Criminals have increased their attacks on retailer Websites using exploit kits to download data-stealing Trojans on victims' computers. The latest one, "Nice Pack," is not nice at all.
are seeing an uptick in Web attacks driven mainly by malware exploit toolkits
as cyber-criminals attempt to steal credit card information, according to Dell
attacks against retail customers were up 43 percent from January to September, Dell
said Oct. 10. The Dell SecureWorks Counter Threat Unit stopped
91,500 attackers per retail customer in the first nine months of 2011, compared
with 63,581 from April through December 2010.
increase was driven primarily by the popularity of Web exploit kits, according
to Jon Ramsey, Dell SecureWorks' CTO. A new kit, Nice Pack, has already
compromised over 10,000 Websites, according to the report. When unsuspecting
users come to the site, they are silently redirected to a different site that
is hosting the exploit kit, which tries to download malware onto the user's
are more aggressively using the Web as a primary attack vector for both clients
and servers," Ramsey said.
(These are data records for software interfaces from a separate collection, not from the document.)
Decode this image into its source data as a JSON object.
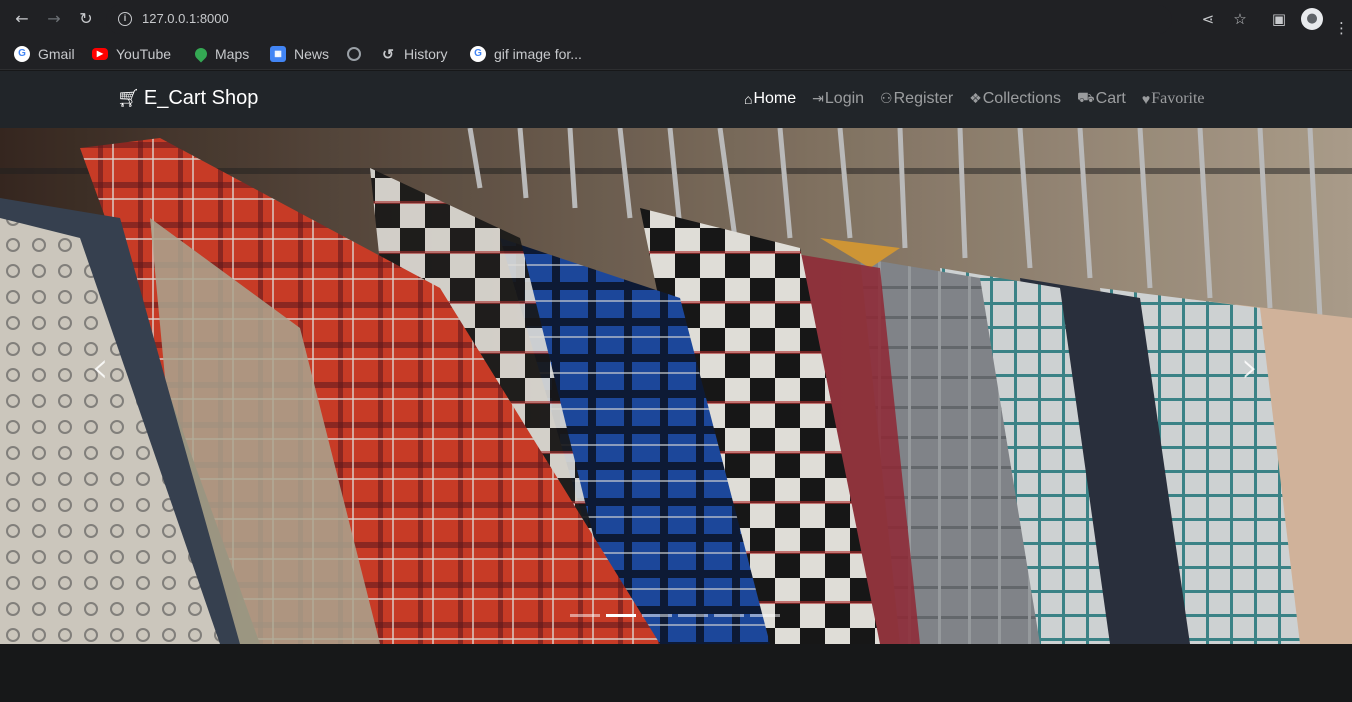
{
  "browser": {
    "url": "127.0.0.1:8000",
    "bookmarks": [
      {
        "label": "Gmail",
        "icon": "google-icon"
      },
      {
        "label": "YouTube",
        "icon": "youtube-icon"
      },
      {
        "label": "Maps",
        "icon": "maps-icon"
      },
      {
        "label": "News",
        "icon": "news-icon"
      },
      {
        "label": "",
        "icon": "globe-icon"
      },
      {
        "label": "History",
        "icon": "history-icon"
      },
      {
        "label": "gif image for...",
        "icon": "google-icon"
      }
    ]
  },
  "site": {
    "brand": "E_Cart Shop",
    "nav": [
      {
        "label": "Home",
        "icon": "home-icon",
        "active": true
      },
      {
        "label": "Login",
        "icon": "sign-in-icon",
        "active": false
      },
      {
        "label": "Register",
        "icon": "users-icon",
        "active": false
      },
      {
        "label": "Collections",
        "icon": "cubes-icon",
        "active": false
      },
      {
        "label": "Cart",
        "icon": "cart-icon",
        "active": false
      },
      {
        "label": "Favorite",
        "icon": "heart-icon",
        "active": false
      }
    ]
  },
  "carousel": {
    "prev_label": "‹",
    "next_label": "›",
    "slide_count": 6,
    "active_index": 1
  },
  "colors": {
    "navbar": "#212529",
    "browser": "#202124",
    "page": "#171819"
  }
}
Pack uses a similar attack sequence as the more well-known Black Hold exploit
kit. Attackers use various techniques to compromise Web pages and embed
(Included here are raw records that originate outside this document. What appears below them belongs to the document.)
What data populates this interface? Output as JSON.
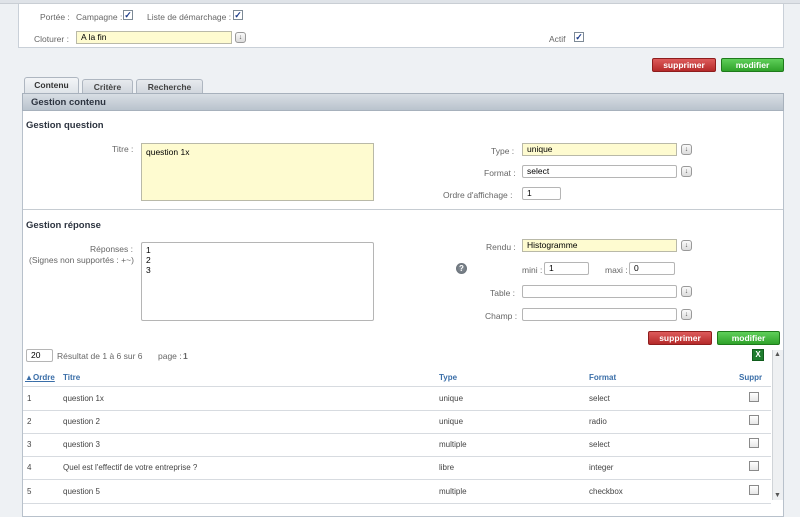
{
  "top": {
    "portee_label": "Portée :",
    "campagne_label": "Campagne :",
    "campagne_checked": true,
    "liste_label": "Liste de démarchage :",
    "liste_checked": true,
    "cloturer_label": "Cloturer :",
    "cloturer_value": "A la fin",
    "actif_label": "Actif",
    "actif_checked": true
  },
  "actions": {
    "delete_label": "supprimer",
    "modify_label": "modifier"
  },
  "tabs": [
    {
      "label": "Contenu",
      "active": true
    },
    {
      "label": "Critère",
      "active": false
    },
    {
      "label": "Recherche",
      "active": false
    }
  ],
  "panel": {
    "title": "Gestion contenu",
    "question": {
      "section_title": "Gestion question",
      "titre_label": "Titre :",
      "titre_value": "question 1x",
      "type_label": "Type :",
      "type_value": "unique",
      "format_label": "Format :",
      "format_value": "select",
      "ordre_label": "Ordre d'affichage :",
      "ordre_value": "1"
    },
    "reponse": {
      "section_title": "Gestion réponse",
      "reponses_label": "Réponses :",
      "signes_note": "(Signes non supportés : +~)",
      "reponses_lines": [
        "1",
        "2",
        "3"
      ],
      "help_glyph": "?",
      "rendu_label": "Rendu :",
      "rendu_value": "Histogramme",
      "mini_label": "mini :",
      "mini_value": "1",
      "maxi_label": "maxi :",
      "maxi_value": "0",
      "table_label": "Table :",
      "table_value": "",
      "champ_label": "Champ :",
      "champ_value": ""
    }
  },
  "list": {
    "page_size": "20",
    "result_text": "Résultat de 1 à 6 sur 6",
    "page_label": "page :",
    "page_number": "1",
    "export_icon": "excel-icon",
    "export_glyph": "X",
    "columns": {
      "ordre": "Ordre",
      "titre": "Titre",
      "type": "Type",
      "format": "Format",
      "suppr": "Suppr"
    },
    "rows": [
      {
        "ordre": "1",
        "titre": "question 1x",
        "type": "unique",
        "format": "select"
      },
      {
        "ordre": "2",
        "titre": "question 2",
        "type": "unique",
        "format": "radio"
      },
      {
        "ordre": "3",
        "titre": "question 3",
        "type": "multiple",
        "format": "select"
      },
      {
        "ordre": "4",
        "titre": "Quel est l'effectif de votre entreprise ?",
        "type": "libre",
        "format": "integer"
      },
      {
        "ordre": "5",
        "titre": "question 5",
        "type": "multiple",
        "format": "checkbox"
      }
    ]
  },
  "colors": {
    "highlight_input": "#fefbd0",
    "delete": "#c33a3a",
    "modify": "#3aae35",
    "link": "#3a6ea8"
  }
}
the code that was used in the recent
compromise of MySQL.com
, which directed users to a site hosting the Black
this point, Nice Pack attempts to install the ZeroAccess Trojan, which is
designed to remain hidden on the infected machine as it gathers confidential
information and ships it off to a remote server. ZeroAccess has some
rootkit-like capabilities that allow it to remain on the system despite
attempts to remove it.
has also been a jump in the number of SQL injection attacks against retailers,
according to Dell SecureWorks researchers. These attacks involve the malicious
perpetrator inserting database commands in a textbox or a form on the Website
and tricking the system into executing the commands when submitted.
this past spring, Rogelio Hackett Jr. pleaded guilty to using SQL injection attacks
to steal account information on 675,000 credit cards and racking up over $36
million in fraudulent transactions.
need to make sure they are keeping up with the latest patches for all servers,
desktops and software as many of the exploit packs take advantage of older
vulnerabilities that have not been closed.